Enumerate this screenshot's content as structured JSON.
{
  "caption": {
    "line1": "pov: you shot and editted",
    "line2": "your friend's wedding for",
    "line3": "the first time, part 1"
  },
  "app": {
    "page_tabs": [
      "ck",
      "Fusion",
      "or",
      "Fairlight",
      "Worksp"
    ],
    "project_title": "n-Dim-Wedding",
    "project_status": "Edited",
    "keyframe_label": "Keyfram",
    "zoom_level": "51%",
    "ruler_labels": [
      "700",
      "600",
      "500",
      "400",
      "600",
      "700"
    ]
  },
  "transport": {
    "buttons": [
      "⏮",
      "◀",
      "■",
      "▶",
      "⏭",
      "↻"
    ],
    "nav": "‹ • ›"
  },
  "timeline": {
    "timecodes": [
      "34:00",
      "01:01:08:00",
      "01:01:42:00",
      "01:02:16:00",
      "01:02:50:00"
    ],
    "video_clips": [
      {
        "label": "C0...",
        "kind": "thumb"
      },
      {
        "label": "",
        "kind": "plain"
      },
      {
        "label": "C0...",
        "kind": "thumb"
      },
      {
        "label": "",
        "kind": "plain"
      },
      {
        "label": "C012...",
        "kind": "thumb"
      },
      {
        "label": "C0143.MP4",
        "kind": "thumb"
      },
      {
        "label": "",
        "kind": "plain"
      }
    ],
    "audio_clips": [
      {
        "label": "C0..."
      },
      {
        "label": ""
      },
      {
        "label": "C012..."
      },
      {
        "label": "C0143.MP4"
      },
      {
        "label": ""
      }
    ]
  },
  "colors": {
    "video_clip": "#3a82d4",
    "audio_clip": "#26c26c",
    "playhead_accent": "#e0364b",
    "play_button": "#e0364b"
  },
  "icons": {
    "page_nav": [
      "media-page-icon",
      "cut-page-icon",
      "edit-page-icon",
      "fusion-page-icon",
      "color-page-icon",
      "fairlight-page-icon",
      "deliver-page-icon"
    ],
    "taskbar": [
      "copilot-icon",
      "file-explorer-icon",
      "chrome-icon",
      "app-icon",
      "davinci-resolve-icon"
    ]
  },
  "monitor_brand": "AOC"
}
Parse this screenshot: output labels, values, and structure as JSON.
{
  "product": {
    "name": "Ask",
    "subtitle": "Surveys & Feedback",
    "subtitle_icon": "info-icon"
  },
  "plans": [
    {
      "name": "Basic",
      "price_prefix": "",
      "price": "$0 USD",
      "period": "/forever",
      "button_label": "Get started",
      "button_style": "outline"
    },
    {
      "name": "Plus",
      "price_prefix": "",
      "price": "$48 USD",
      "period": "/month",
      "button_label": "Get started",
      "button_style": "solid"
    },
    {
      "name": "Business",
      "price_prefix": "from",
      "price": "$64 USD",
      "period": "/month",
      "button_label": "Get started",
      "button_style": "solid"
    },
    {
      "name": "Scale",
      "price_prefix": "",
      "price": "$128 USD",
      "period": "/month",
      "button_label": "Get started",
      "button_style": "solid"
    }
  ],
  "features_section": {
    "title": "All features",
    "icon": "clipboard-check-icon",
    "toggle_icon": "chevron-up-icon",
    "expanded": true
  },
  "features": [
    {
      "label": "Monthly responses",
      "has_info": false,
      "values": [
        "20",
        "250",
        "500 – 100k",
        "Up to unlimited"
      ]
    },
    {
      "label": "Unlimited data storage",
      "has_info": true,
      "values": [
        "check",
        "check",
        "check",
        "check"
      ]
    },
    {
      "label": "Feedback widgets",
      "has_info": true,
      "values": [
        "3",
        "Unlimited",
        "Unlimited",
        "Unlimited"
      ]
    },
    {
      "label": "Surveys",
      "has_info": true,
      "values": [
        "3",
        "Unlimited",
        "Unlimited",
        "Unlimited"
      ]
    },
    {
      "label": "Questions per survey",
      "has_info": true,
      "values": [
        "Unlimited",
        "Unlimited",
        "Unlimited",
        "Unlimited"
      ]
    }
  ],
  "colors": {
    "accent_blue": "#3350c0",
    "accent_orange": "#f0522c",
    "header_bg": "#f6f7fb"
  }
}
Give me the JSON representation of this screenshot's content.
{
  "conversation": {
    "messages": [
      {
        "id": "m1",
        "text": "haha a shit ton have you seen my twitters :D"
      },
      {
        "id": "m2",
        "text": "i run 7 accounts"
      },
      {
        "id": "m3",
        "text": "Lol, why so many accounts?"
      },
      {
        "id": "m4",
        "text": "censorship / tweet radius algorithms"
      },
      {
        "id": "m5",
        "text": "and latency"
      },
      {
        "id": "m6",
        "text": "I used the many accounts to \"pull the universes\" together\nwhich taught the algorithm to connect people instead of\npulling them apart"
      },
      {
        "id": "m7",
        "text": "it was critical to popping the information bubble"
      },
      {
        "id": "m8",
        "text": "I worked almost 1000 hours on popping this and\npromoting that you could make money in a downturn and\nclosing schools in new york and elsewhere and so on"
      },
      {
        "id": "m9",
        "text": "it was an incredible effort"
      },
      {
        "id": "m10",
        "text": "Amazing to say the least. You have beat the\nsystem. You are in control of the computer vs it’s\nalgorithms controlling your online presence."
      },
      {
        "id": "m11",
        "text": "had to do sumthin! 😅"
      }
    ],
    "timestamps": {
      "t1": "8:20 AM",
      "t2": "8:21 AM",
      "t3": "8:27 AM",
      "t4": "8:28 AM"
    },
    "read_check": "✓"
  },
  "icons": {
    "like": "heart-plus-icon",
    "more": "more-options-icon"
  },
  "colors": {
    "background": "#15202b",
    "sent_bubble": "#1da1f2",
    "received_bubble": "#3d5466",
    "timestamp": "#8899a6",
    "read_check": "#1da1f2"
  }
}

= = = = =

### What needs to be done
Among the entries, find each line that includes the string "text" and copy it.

### Exercise result
        "text": "haha a shit ton have you seen my twitters :D"
        "text": "i run 7 accounts"
        "text": "Lol, why so many accounts?"
        "text": "censorship / tweet radius algorithms"
        "text": "and latency"
        "text": "I used the many accounts to \"pull the universes\" together\nwhich taught the algorithm to connect people instead of\npulling them apart"
        "text": "it was critical to popping the information bubble"
        "text": "I worked almost 1000 hours on popping this and\npromoting that you could make money in a downturn and\nclosing schools in new york and elsewhere and so on"
        "text": "it was an incredible effort"
        "text": "Amazing to say the least. You have beat the\nsystem. You are in control of the computer vs it’s\nalgorithms controlling your online presence."
        "text": "had to do sumthin! 😅"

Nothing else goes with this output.